State News

Nifong Complains About State Bar's Handling of Ethics Case

Posted August 14, 2007 9:15 p.m. EDT
Updated August 15, 2007 10:08 a.m. EDT

— When former Durham District Attorney Mike Nifong mailed in his law license last week, he also included a note bemoaning "the fundamental unfairness" of the North Carolina State Bar's handling of his ethics case.

Nifong was disbarred for his handling of rape charges against three Duke University men's lacrosse players.
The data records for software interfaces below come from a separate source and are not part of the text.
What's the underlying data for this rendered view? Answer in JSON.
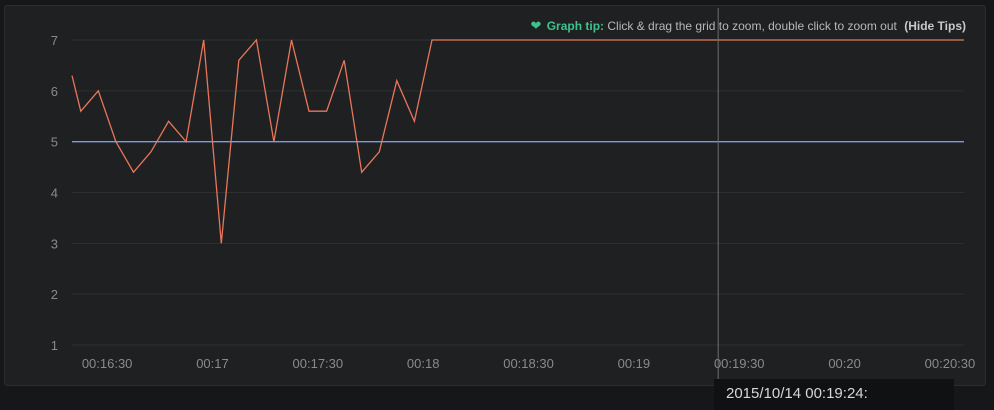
{
  "tip": {
    "icon": "heart-icon",
    "label": "Graph tip:",
    "text": "Click & drag the grid to zoom, double click to zoom out",
    "hide": "(Hide Tips)"
  },
  "tooltip": {
    "text": "2015/10/14 00:19:24:"
  },
  "colors": {
    "series_orange": "#e8765a",
    "series_blue": "#7c9ae3",
    "grid": "#2f3031",
    "crosshair": "#6d6e70",
    "accent": "#3ec38f"
  },
  "chart_data": {
    "type": "line",
    "ylim": [
      1,
      7
    ],
    "yticks": [
      1,
      2,
      3,
      4,
      5,
      6,
      7
    ],
    "xticks": [
      {
        "t": 990,
        "label": "00:16:30"
      },
      {
        "t": 1020,
        "label": "00:17"
      },
      {
        "t": 1050,
        "label": "00:17:30"
      },
      {
        "t": 1080,
        "label": "00:18"
      },
      {
        "t": 1110,
        "label": "00:18:30"
      },
      {
        "t": 1140,
        "label": "00:19"
      },
      {
        "t": 1170,
        "label": "00:19:30"
      },
      {
        "t": 1200,
        "label": "00:20"
      },
      {
        "t": 1230,
        "label": "00:20:30"
      }
    ],
    "xlim": [
      980,
      1234
    ],
    "crosshair_t": 1164,
    "grid": true,
    "series": [
      {
        "points": [
          [
            980,
            6.3
          ],
          [
            982.5,
            5.6
          ],
          [
            987.5,
            6.0
          ],
          [
            992.5,
            5.0
          ],
          [
            997.5,
            4.4
          ],
          [
            1002.5,
            4.8
          ],
          [
            1007.5,
            5.4
          ],
          [
            1012.5,
            5.0
          ],
          [
            1017.5,
            7.0
          ],
          [
            1022.5,
            3.0
          ],
          [
            1027.5,
            6.6
          ],
          [
            1032.5,
            7.0
          ],
          [
            1037.5,
            5.0
          ],
          [
            1042.5,
            7.0
          ],
          [
            1047.5,
            5.6
          ],
          [
            1052.5,
            5.6
          ],
          [
            1057.5,
            6.6
          ],
          [
            1062.5,
            4.4
          ],
          [
            1067.5,
            4.8
          ],
          [
            1072.5,
            6.2
          ],
          [
            1077.5,
            5.4
          ],
          [
            1082.5,
            7.0
          ],
          [
            1234,
            7.0
          ]
        ]
      },
      {
        "points": [
          [
            980,
            5.0
          ],
          [
            1234,
            5.0
          ]
        ]
      }
    ]
  }
}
State prosecutors later dismissed the charges and declared the players innocent.

The State Bar in June found that Nifong violated several ethics rules in his handling of the case, including withholding evidence from defense attorneys and making inflammatory comments to media.

Nifong resigned as district attorney last month when a judge was about to conduct a hearing into removing the disbarred prosecutor from office.

In the Aug. 7 letter, Nifong complained about a revision the State Bar issued to its written ruling, which had omitted one of the counts included in an oral ruling.

Robert Mosteller, a Duke law professor, noticed the missing count.

"Am I just missing this reference, is there an explanation, or just an apparent oversight?" he wrote in an e-mail to the State Bar.

The count was added in an amended order by F. Lane Williamson, a Charlotte lawyer who headed the disciplinary panel.

"Mr. Williamson's e-mail assertion that the addition of a new conclusion of law based on the request of a Duke University law professor is merely a 'clerical correction' is preposterous beyond belief, and is further evidence of the fundamental unfairness with which this entire procedure has been conducted," Nifong wrote.

Nifong's letter contradicts statements his lawyer made during the disciplinary hearing. Attorney David Freedman told the panel that Nifong "believes this has been a fair and full hearing of the facts, that he believes disbarment is the appropriate punishment in this case."

Nifong also noted in his letter that his middle name was misspelled on his law license and that a puppy had chewed on part of the document. "Consequently, it has never been framed or displayed," he wrote.